Child dosage (ages 3 months to 12 years who can swallow tablets whole):

No dosage information is available. This condition is not usual in children of this age range.

Child dosage (ages 0 to 2 months):

Cefuroxime should not be used in children younger than 3 months of age.

Special considerations

  • For people with kidney disease: Your dosage of cefuroxime may need to be adjusted if you have a creatinine clearance of less than 30 mL/min. Creatinine clearance is a measure of how well your kidneys are working. A lower number suggests reduced kidney function.
  • For older adults (ages 65 years and older): The kidneys of older adults may not work as well as they used to. This can cause the body to process drugs more slowly. As a result, more of a drug stays in the body for a longer time. This raises the risk of side effects. If you’re an older adult, your doctor may start you on a lower dose or a different dosing schedule. This can help keep levels of this drug from building up too much in your body.

Dosage for uncomplicated gonorrhea

Adult dosage (ages 18 years and older):

The usual dosage is 1,000 mg as a single dose.

Child dosage (ages 13 to 17 years):

The usual dosage is 1,000 mg as a single dose.

Child dosage (ages 3 months to 12 years who can swallow tablets whole):

No dosage information is available. This condition is not usual in children of this age range.

Child dosage (ages 0 to 2 months):

Cefuroxime should not be used in children younger than 3 months of age.

Special considerations
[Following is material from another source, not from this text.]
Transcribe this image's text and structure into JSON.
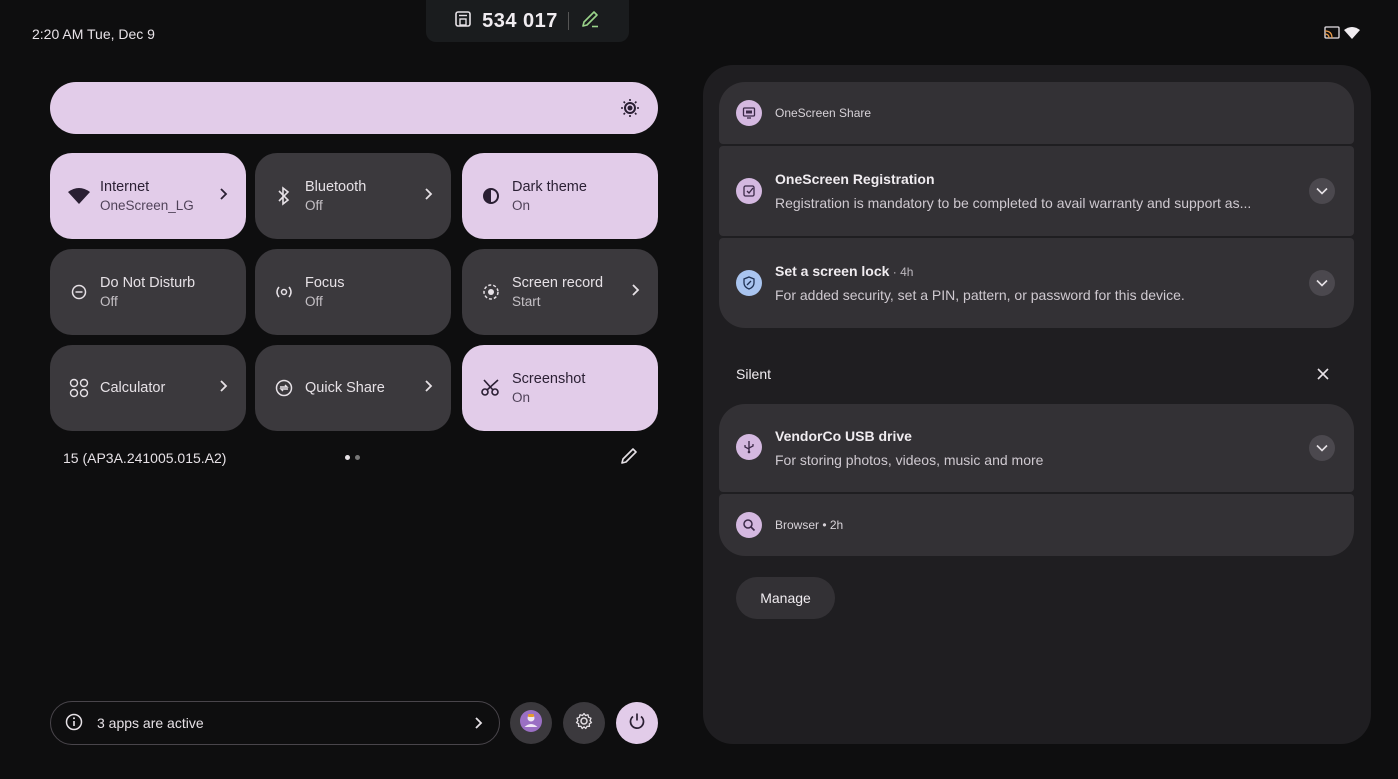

  • For people with kidney disease: Your dosage of cefuroxime may need to be adjusted if you have a creatinine clearance of less than 30 mL/min. Creatinine clearance is a measure of how well your kidneys are working. A lower number suggests reduced kidney function.
  • For older adults (ages 65 years and older): The kidneys of older adults may not work as well as they used to. This can cause the body to process drugs more slowly. As a result, more of a drug stays in the body for a longer time. This raises the risk of side effects. If you’re an older adult, your doctor may start you on a lower dose or a different dosing schedule. This can help keep levels of this drug from building up too much in your body.
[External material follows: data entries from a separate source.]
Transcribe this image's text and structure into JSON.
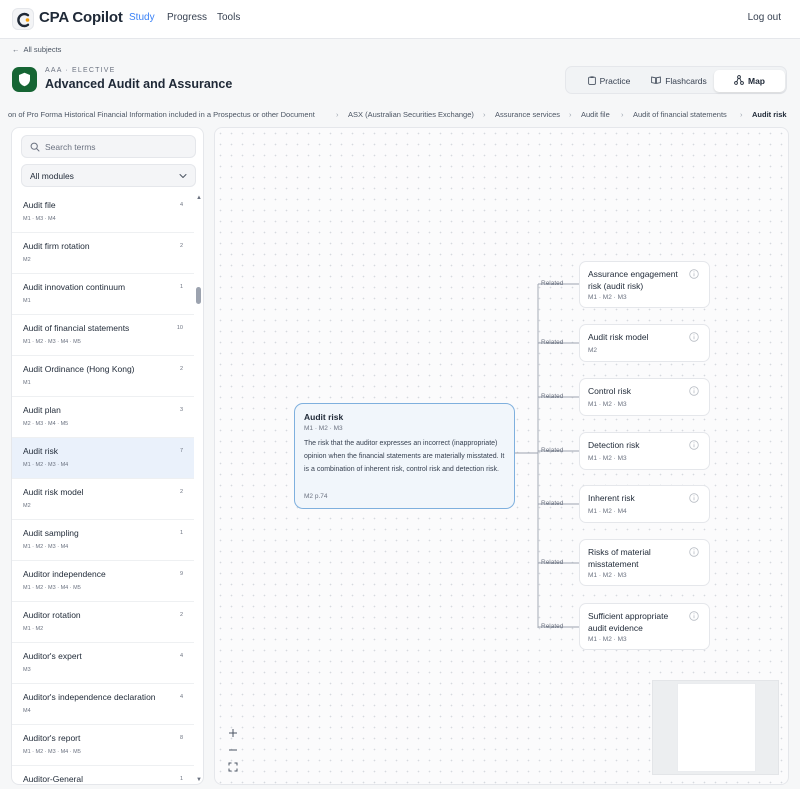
{
  "app": {
    "title": "CPA Copilot",
    "nav": [
      "Study",
      "Progress",
      "Tools"
    ],
    "logout": "Log out"
  },
  "subject": {
    "back": "All subjects",
    "kicker": "AAA · ELECTIVE",
    "title": "Advanced Audit and Assurance",
    "views": [
      "Practice",
      "Flashcards",
      "Map"
    ],
    "active_view": "Map"
  },
  "breadcrumb": [
    "on of Pro Forma Historical Financial Information included in a Prospectus or other Document",
    "ASX (Australian Securities Exchange)",
    "Assurance services",
    "Audit file",
    "Audit of financial statements",
    "Audit risk"
  ],
  "sidebar": {
    "search_placeholder": "Search terms",
    "module_filter": "All modules",
    "terms": [
      {
        "name": "Audit file",
        "modules": "M1 · M3 · M4",
        "count": "4"
      },
      {
        "name": "Audit firm rotation",
        "modules": "M2",
        "count": "2"
      },
      {
        "name": "Audit innovation continuum",
        "modules": "M1",
        "count": "1"
      },
      {
        "name": "Audit of financial statements",
        "modules": "M1 · M2 · M3 · M4 · M5",
        "count": "10"
      },
      {
        "name": "Audit Ordinance (Hong Kong)",
        "modules": "M1",
        "count": "2"
      },
      {
        "name": "Audit plan",
        "modules": "M2 · M3 · M4 · M5",
        "count": "3"
      },
      {
        "name": "Audit risk",
        "modules": "M1 · M2 · M3 · M4",
        "count": "7",
        "selected": true
      },
      {
        "name": "Audit risk model",
        "modules": "M2",
        "count": "2"
      },
      {
        "name": "Audit sampling",
        "modules": "M1 · M2 · M3 · M4",
        "count": "1"
      },
      {
        "name": "Auditor independence",
        "modules": "M1 · M2 · M3 · M4 · M5",
        "count": "9"
      },
      {
        "name": "Auditor rotation",
        "modules": "M1 · M2",
        "count": "2"
      },
      {
        "name": "Auditor's expert",
        "modules": "M3",
        "count": "4"
      },
      {
        "name": "Auditor's independence declaration",
        "modules": "M4",
        "count": "4"
      },
      {
        "name": "Auditor's report",
        "modules": "M1 · M2 · M3 · M4 · M5",
        "count": "8"
      },
      {
        "name": "Auditor-General",
        "modules": "",
        "count": "1"
      }
    ]
  },
  "map": {
    "center": {
      "title": "Audit risk",
      "modules": "M1 · M2 · M3",
      "definition": "The risk that the auditor expresses an incorrect (inappropriate) opinion when the financial statements are materially misstated. It is a combination of inherent risk, control risk and detection risk.",
      "ref": "M2 p.74"
    },
    "relation_label": "Related",
    "related": [
      {
        "title": "Assurance engagement risk (audit risk)",
        "modules": "M1 · M2 · M3"
      },
      {
        "title": "Audit risk model",
        "modules": "M2"
      },
      {
        "title": "Control risk",
        "modules": "M1 · M2 · M3"
      },
      {
        "title": "Detection risk",
        "modules": "M1 · M2 · M3"
      },
      {
        "title": "Inherent risk",
        "modules": "M1 · M2 · M4"
      },
      {
        "title": "Risks of material misstatement",
        "modules": "M1 · M2 · M3"
      },
      {
        "title": "Sufficient appropriate audit evidence",
        "modules": "M1 · M2 · M3"
      }
    ]
  },
  "colors": {
    "accent": "#3b82f6",
    "subject_icon": "#166534",
    "selected_row": "#eaf1fb",
    "center_border": "#7fb0de"
  },
  "icons": {
    "logo": "cpa-logo-icon",
    "back": "arrow-left-icon",
    "subject": "shield-icon",
    "practice": "clipboard-icon",
    "flashcards": "book-open-icon",
    "map": "network-icon",
    "search": "search-icon",
    "select": "chevron-down-icon",
    "info": "info-icon",
    "zoom_in": "plus-icon",
    "zoom_out": "minus-icon",
    "fit": "fit-view-icon"
  }
}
Dosage for early Lyme disease

Adult dosage (ages 18 years and older):

The usual dosage is 500 mg every 12 hours for 20 days.

Child dosage (ages 13 to 17 years):

The usual dosage is 500 mg every 12 hours for 20 days.

Child dosage (ages 3 months to 12 years who can swallow tablets whole):

This medication shouldn’t be used in children younger than 13 years for this condition.

Child dosage (ages 0 to 2 months):

Cefuroxime should not be used in children younger than 3 months of age.

Special considerations

  • For people with kidney disease: Your dosage of cefuroxime may need to be adjusted if you have a creatinine clearance of less than 30 mL/min. Creatinine clearance is a measure of how well your kidneys are working. A lower number suggests reduced kidney function.
  • For older adults (ages 65 years and older): The kidneys of older adults may not work as well as they used to. This can cause the body to process drugs more slowly. As a result, more of a drug stays in the body for a longer time. This raises the risk of side effects. If you’re an older adult, your doctor may start you on a lower dose or a different dosing schedule. This can help keep levels of this drug from building up too much in your body.

Disclaimer: Our goal is to provide you with the most relevant and current information. However, because drugs affect each person differently, we cannot guarantee that this list includes all possible dosages. This information is not a substitute for medical advice. Always speak with your doctor or pharmacist about dosages that are right for you.